Some lines in the entries contain the word "JSON". Copy all of them.

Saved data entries
%%
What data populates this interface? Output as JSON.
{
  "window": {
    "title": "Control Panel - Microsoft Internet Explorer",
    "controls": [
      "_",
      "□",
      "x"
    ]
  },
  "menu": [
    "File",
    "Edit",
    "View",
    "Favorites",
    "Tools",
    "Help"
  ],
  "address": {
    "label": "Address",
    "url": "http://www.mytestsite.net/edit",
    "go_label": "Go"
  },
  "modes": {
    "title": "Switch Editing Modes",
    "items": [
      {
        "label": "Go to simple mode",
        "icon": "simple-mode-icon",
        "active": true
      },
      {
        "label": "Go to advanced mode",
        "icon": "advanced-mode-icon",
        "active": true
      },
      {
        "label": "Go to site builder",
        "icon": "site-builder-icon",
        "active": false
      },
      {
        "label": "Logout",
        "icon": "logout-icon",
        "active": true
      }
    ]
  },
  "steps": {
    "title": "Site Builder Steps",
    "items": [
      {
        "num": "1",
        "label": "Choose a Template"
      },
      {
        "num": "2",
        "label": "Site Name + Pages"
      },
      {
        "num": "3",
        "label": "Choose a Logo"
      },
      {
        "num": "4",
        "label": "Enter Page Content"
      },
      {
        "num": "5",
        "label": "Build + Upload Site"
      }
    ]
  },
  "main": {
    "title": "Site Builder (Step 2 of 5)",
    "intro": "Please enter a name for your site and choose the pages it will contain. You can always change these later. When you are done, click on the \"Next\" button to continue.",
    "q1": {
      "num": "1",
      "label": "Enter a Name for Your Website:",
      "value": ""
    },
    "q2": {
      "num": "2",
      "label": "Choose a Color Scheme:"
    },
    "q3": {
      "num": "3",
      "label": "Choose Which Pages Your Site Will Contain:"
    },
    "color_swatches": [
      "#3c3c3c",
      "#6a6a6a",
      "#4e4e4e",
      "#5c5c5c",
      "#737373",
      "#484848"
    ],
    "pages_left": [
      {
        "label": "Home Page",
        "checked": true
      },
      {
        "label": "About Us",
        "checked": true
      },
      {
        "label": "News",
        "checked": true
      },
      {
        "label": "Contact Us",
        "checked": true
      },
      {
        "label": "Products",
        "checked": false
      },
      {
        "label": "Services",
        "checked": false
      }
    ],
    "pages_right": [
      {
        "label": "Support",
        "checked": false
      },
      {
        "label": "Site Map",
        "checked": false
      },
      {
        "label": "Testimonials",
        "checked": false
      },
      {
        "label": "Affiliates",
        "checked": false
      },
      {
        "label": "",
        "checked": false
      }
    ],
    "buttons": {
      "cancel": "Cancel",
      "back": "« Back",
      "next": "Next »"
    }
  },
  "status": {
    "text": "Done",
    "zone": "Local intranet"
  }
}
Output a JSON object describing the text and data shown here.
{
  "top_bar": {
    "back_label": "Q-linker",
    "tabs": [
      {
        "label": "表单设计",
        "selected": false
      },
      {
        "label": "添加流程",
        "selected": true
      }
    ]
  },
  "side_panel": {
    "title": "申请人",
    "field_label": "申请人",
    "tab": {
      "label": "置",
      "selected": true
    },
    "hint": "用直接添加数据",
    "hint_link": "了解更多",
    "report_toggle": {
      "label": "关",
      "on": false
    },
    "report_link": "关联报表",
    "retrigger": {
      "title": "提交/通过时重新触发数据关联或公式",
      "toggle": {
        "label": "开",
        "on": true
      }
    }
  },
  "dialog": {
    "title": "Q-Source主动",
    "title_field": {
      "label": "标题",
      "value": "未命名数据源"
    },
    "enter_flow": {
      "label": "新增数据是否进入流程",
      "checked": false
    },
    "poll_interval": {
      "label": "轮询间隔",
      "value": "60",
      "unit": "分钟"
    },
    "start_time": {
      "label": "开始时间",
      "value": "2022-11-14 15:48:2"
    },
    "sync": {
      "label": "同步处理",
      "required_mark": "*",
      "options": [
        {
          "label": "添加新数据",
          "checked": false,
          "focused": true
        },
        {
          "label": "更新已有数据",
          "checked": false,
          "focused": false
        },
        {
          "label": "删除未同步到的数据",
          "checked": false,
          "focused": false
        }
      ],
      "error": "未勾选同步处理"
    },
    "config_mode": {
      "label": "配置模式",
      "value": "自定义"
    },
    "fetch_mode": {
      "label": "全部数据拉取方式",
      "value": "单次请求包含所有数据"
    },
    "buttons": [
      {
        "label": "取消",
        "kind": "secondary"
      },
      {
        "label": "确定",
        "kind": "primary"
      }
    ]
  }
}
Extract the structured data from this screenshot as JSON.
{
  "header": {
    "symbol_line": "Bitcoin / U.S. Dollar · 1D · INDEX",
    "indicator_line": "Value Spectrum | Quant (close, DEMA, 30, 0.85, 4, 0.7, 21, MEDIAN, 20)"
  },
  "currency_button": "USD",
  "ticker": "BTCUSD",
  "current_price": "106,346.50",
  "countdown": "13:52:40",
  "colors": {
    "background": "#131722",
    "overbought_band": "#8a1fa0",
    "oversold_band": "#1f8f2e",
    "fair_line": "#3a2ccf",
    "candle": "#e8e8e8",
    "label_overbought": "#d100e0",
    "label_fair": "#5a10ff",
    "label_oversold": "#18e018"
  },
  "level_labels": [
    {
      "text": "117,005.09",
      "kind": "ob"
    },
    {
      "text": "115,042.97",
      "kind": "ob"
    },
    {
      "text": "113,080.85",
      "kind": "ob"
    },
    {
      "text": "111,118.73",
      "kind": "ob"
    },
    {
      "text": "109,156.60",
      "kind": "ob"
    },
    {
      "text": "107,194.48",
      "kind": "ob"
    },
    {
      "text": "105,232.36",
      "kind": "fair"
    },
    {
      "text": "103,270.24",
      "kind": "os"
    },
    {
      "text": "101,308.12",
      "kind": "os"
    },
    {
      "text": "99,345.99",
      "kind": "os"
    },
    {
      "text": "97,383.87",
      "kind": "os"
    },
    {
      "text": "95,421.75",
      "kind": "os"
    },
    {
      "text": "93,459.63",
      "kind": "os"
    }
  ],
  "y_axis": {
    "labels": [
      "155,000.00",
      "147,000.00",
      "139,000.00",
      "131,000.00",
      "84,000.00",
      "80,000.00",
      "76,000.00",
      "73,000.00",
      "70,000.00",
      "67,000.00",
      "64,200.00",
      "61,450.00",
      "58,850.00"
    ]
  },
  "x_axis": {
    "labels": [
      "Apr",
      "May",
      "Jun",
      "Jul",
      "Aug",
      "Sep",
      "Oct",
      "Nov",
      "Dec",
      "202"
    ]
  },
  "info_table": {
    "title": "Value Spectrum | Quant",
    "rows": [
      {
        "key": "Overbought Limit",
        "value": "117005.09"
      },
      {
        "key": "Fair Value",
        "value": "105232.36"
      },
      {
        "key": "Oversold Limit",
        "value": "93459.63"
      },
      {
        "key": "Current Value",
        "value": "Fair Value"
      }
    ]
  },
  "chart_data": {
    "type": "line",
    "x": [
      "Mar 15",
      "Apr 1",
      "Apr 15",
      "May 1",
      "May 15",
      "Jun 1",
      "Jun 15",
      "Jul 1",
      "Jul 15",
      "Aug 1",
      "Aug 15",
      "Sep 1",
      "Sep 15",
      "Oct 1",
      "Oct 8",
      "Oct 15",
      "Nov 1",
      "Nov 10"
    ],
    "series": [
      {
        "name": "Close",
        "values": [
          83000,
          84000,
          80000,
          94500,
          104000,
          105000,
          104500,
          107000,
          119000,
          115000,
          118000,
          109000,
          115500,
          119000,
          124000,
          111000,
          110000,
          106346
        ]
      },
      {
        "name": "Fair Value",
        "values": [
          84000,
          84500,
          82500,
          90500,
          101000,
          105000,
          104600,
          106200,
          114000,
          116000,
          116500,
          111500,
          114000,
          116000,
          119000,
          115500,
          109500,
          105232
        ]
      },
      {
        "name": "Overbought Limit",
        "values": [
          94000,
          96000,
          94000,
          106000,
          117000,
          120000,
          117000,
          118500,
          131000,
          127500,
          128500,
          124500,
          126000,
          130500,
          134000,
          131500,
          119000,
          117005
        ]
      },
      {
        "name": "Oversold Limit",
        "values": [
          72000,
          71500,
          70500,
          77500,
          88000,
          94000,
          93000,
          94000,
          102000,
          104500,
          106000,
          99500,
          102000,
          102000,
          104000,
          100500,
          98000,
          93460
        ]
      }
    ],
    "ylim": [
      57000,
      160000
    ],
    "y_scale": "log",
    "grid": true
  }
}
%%
■ **Response for this exercise**
What data populates this interface? Output as JSON.
Output a JSON object describing the text and data shown here.
Extract the structured data from this screenshot as JSON.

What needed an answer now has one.